Boost your C and D intake
Speak to your doctor about the quantity that’s right for you, and if you do take extra C, drink plenty of water with it because the vitamin can be hard on the kidneys. Dr. Larsen advises 8 oz. of water for every 500 to 1,000 IU of vitamin C. “The body fights infection better when it’s well-hydrated,” he adds, so it’s smart to drink at least eight glasses of water a day during flu season anyway.
Wash your hands
Germs can live on surfaces for two hours or longer. If you should touch a virus-laden spot—say, a faucet handle or doorknob—the virus can transfer to you. Practicing good hand hygiene—washing your hands with warm water and soap for a minimum of 20 seconds (the length of time it takes to sing the “Happy Birthday” song two times through)—can help prevent that spread of germs. Also important: washing your nails. “The longer your nails are, the more likely germs get trapped under them,” Dr. Larsen says. “I tell people to put soap in one palm and dig the other hand’s nails into it so the soap goes under them.” If too much hand-washing creates super-dry hands, that’s a problem, too (germs can get into the cracks), so put lotion on them before bed so they can heal overnight.
Try to keep your hands off your face
“The most common points of entry for flu viruses are the mouth, nose, and eyes,” says Dr. Larsen. “Viruses can enter these ports very easily.” By contrast, viruses can’t penetrate your skin. “So as you walk around and touch all kinds of objects, try to keep your hands away from your face,” he says. Here are 10 more germ-spreading habits you should give up now.
Cough into your elbow
“Many times we cough into our hand, which you might think is better than spraying someone, but your hand is then infectious and you may be doing a greater disservice by infecting many more people,” Dr. Larsen says. So the best thing to do is to cough or sneeze into your elbow. Keep in mind that this is wise all the time, not just when you’re sick. “You’re infectious at least one day before you become symptomatic, so you could be spreading the flu without knowing it,” he says.
Clean your computer
If you work in an office and share a computer with someone else, clean the keyboard often. “It’s a common contact point for the flu,” Dr. Larsen says. The same goes for any type of shared device, such as a cash register or a restaurant ordering system. He recommends using alcohol-based wipes. Here are 20 more things everyone should know about the flu virus.
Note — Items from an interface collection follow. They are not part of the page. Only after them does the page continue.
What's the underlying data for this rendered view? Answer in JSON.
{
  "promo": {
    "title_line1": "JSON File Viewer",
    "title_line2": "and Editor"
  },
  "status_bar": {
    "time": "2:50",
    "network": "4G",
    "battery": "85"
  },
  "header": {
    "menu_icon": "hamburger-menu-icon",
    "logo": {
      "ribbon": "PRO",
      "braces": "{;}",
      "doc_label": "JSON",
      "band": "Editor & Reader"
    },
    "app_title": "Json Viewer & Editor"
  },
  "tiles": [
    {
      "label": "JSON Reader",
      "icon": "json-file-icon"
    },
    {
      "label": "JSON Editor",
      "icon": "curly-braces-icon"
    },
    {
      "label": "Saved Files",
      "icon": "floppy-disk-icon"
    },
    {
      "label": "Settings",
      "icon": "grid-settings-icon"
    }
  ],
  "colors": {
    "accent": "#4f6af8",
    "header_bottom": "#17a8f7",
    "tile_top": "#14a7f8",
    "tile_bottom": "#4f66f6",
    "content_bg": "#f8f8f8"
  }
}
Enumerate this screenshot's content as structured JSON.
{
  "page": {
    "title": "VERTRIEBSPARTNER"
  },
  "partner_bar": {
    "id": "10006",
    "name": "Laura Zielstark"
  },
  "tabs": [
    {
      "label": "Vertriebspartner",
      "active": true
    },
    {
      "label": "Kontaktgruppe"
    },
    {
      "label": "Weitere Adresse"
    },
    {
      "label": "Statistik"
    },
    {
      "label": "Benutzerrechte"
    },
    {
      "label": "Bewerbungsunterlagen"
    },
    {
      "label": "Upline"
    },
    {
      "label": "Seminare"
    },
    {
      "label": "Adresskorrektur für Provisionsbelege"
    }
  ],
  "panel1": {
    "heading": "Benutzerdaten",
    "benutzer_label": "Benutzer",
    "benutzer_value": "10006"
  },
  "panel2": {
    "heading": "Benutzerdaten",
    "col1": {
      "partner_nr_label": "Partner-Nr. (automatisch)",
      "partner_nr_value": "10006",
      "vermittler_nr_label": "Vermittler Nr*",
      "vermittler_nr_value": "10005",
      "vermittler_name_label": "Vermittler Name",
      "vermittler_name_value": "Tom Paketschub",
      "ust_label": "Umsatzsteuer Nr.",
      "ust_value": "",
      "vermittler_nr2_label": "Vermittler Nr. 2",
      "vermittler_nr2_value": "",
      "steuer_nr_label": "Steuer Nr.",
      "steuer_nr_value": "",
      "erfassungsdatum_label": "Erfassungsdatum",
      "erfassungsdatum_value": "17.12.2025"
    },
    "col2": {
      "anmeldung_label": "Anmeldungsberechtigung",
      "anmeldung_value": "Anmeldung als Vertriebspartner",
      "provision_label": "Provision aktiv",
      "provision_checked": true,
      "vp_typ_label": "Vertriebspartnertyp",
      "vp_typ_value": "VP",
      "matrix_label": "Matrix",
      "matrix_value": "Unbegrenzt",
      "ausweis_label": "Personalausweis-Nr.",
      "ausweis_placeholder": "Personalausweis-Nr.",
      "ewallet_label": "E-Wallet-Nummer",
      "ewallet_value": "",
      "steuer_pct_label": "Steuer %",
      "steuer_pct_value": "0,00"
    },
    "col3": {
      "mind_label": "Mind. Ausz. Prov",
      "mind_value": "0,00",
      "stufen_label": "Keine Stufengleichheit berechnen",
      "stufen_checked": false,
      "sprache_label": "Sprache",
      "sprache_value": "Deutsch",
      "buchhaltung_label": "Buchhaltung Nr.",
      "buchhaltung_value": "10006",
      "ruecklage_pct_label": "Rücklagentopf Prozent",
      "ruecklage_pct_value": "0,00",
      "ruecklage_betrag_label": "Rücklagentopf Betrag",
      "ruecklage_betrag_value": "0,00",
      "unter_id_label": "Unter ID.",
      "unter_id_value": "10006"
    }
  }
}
There’s pressure on both employers and employees to be as productive as possible, but heading into work when you’re sick isn’t smart. “The flu is highly contagious, so the short-term value of having the employee in the office could have a huge downside when everyone exposed to that person gets sick,” Dr. Larsen says. He’s adamant about not returning to work until 24 hours after your fever ends—and that’s without medication. “If you take medication and your fever goes away, that’s not being fever-free,” he says. “If you think you’re better, stop taking medication and see if the fever is still gone after 24 hours. If so, you’re good to go.” Now, check out these 14 surprising things you shouldn’t do if you have the flu.
- Centers for Disease Control and Prevention : “The flu season”
- Erik Larsen, MD, assistant professor in the department of emergency services at Albert Einstein College of Medicine